> _Action item_: From the first entry to the last, copy each one exactly.

> _Data supplied_:
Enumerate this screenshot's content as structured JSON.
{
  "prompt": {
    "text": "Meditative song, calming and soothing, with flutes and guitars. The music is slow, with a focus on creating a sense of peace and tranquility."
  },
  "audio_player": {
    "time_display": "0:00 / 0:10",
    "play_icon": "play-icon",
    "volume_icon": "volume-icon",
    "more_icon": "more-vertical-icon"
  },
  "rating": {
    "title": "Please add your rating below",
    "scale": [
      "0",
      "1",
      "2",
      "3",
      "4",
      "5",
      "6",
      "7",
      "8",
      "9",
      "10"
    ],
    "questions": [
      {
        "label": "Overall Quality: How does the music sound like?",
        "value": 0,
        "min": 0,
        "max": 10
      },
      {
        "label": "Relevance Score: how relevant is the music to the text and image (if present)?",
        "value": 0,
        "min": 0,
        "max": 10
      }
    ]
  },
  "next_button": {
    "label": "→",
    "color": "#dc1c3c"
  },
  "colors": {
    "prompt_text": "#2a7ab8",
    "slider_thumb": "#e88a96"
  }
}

> _Task solution_:
Enumerate this screenshot's content as structured JSON.
{
  "prompt": {
    "text": "Meditative song, calming and soothing, with flutes and guitars. The music is slow, with a focus on creating a sense of peace and tranquility."
  },
  "audio_player": {
    "time_display": "0:00 / 0:10",
    "play_icon": "play-icon",
    "volume_icon": "volume-icon",
    "more_icon": "more-vertical-icon"
  },
  "rating": {
    "title": "Please add your rating below",
    "scale": [
      "0",
      "1",
      "2",
      "3",
      "4",
      "5",
      "6",
      "7",
      "8",
      "9",
      "10"
    ],
    "questions": [
      {
        "label": "Overall Quality: How does the music sound like?",
        "value": 0,
        "min": 0,
        "max": 10
      },
      {
        "label": "Relevance Score: how relevant is the music to the text and image (if present)?",
        "value": 0,
        "min": 0,
        "max": 10
      }
    ]
  },
  "next_button": {
    "label": "→",
    "color": "#dc1c3c"
  },
  "colors": {
    "prompt_text": "#2a7ab8",
    "slider_thumb": "#e88a96"
  }
}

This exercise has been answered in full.